General's Watch: The big thing to note here is that Mills let Wandy start the eighth inning, but still made the decision to pull him when things weren't going well. Even though Wandy wasn't getting shelled yet, Mills still astutely went to the bullpen. I like this move, since it both shows a confidence in the starter and a willingness not to let things get out of control.
As I said above, pitch count was no consideration here. MIlls was able to use his own judgement to make a good call and save the Astros some runs. It also speaks well of Brandon Lyon that he's able to be used in situations where he's not entering an inning clean. Some late inning relievers don't like that situation at all. Good to see him take to it so well.
We also saw Carlos Lee sit down for the first time this season.
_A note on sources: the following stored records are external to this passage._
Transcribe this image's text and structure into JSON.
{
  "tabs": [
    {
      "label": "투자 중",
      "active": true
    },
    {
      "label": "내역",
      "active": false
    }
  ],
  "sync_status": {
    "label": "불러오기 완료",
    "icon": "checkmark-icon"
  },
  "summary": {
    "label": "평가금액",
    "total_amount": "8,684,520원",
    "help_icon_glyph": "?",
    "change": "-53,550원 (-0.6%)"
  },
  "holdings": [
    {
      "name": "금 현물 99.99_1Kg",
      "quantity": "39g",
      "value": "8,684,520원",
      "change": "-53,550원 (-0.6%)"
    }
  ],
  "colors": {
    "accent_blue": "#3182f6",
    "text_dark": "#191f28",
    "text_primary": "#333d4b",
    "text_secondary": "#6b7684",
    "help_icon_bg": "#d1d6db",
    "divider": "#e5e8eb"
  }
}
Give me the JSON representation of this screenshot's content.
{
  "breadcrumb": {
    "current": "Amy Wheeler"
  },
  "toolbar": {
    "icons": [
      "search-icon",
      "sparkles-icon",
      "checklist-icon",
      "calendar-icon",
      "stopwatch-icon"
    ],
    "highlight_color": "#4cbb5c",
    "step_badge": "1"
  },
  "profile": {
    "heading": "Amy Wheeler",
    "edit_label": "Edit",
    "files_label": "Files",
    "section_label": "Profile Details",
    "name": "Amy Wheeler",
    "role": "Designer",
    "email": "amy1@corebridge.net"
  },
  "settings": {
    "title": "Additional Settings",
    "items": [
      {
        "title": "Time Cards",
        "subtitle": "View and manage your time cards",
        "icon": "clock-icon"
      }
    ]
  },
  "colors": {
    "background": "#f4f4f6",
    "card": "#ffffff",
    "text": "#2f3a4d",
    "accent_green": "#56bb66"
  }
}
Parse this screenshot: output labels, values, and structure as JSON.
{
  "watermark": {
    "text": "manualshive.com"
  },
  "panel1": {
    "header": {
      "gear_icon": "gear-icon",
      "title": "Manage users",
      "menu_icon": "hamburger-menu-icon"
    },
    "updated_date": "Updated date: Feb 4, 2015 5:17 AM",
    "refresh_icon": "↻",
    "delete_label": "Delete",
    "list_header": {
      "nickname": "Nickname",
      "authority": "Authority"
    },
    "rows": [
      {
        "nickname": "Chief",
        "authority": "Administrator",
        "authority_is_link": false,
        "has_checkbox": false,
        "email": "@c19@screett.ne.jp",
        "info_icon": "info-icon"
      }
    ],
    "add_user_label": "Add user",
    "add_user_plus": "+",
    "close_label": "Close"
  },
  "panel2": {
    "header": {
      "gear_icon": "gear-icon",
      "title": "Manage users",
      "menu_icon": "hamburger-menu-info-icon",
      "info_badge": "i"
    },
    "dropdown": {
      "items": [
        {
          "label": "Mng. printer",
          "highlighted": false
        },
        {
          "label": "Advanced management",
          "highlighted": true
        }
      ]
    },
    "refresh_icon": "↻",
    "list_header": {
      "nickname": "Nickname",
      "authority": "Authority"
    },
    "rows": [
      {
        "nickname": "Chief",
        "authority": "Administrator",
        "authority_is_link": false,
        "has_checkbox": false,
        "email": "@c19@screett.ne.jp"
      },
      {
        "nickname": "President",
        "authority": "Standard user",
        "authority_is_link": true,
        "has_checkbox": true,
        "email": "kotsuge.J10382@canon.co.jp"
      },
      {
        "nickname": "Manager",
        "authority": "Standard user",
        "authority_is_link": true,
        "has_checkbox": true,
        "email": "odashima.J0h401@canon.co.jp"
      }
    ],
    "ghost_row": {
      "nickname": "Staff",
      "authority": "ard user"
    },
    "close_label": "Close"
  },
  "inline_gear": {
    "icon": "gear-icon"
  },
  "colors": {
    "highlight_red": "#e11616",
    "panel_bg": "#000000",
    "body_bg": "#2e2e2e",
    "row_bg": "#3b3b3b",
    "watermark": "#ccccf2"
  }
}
He was replaced by Cory Sulivan, who paid off at one point by making a nice running catch in left center that Lee would have never gotten. One game does not make a career, but Lee needs to get things turned around sooner rather than later. I wouldn't be surprised if he sits out of Sunday's game as well in favor of Jason Michaels getting a routine start in the outfield.
Comment of the Day and Leaderboard: Need I say more?
|Name||# of Posts|
|Joe in Birmingham||63|
Damn the Sample Size: A throwaway comment in last night¹s game thread about how Pedro Feliz enjoys hitting in the three-hole gave me an idea. It¹s not statistically significant, because we¹re only talking about a handful of at-bats, but I thought it¹d be fun to see where the Astros hitters have had the most success in the batting order and then make the best lineup from that. Here goes (best lineup position, followed by stat line and number of games at spot):
Note: these numbers do not reflect Saturday¹s game
Michael Bourn - Batting 1st 16 for 51, .314/.397/.373 14 games
Jeff Keppinger - Batting 2nd 13 for 36, .361/.439/.500 10 games
Pedro Feliz - Batting 6th 9 for 26, .346/.346/.462 7 games
Lance Berkman - Batting 3rd, 4 for 15, .267/.313/.333 4 games
Geoff Blum - Batting 6th 4 for 14 .286/.333/.357 4 games
Carlos Lee - Batting 4th - .143/.169/.175 16 games
Hunter Pence - Batting 5th 7 for 34, .206/.229/.235 9 games
J.R. Towles - Batting 8th 3 for 14, .214/.214/429 5 games
Chris Johnson - Batting 9th (as PH) 1 for 2, .500/.500/.500, 2 games
Tommy Manzella - Batting 8th 4 for 18, .220/.300/.222 6 games
Kaz Matsui - Batting 7th 1 for 8, .125/.125/.125, .169 BABiP 3 games
Humberto Quintero - Batting 7th 2 for 8, .250/.250/.250 2 games
It makes me sad how many of these guys are better off batting in the bottom third of the order. Worse yet, most of these guys aren¹t even above .250 at their best lineup spot. Even though the Astros have been slowly pulling out of their early-season funk, it¹s worth noting just how epic it was.
Now, for a non-scientific lineup optimization that Stephen will hate.
1) Bourn to Run
4) El Bufalo
5) Goofy Gooferson
6) The Quiet Astro
7) Mr. Five-Tool Catcher
8) Green Wave
I¹d even be okay with switching Bufalo for JMike, if the situation arises.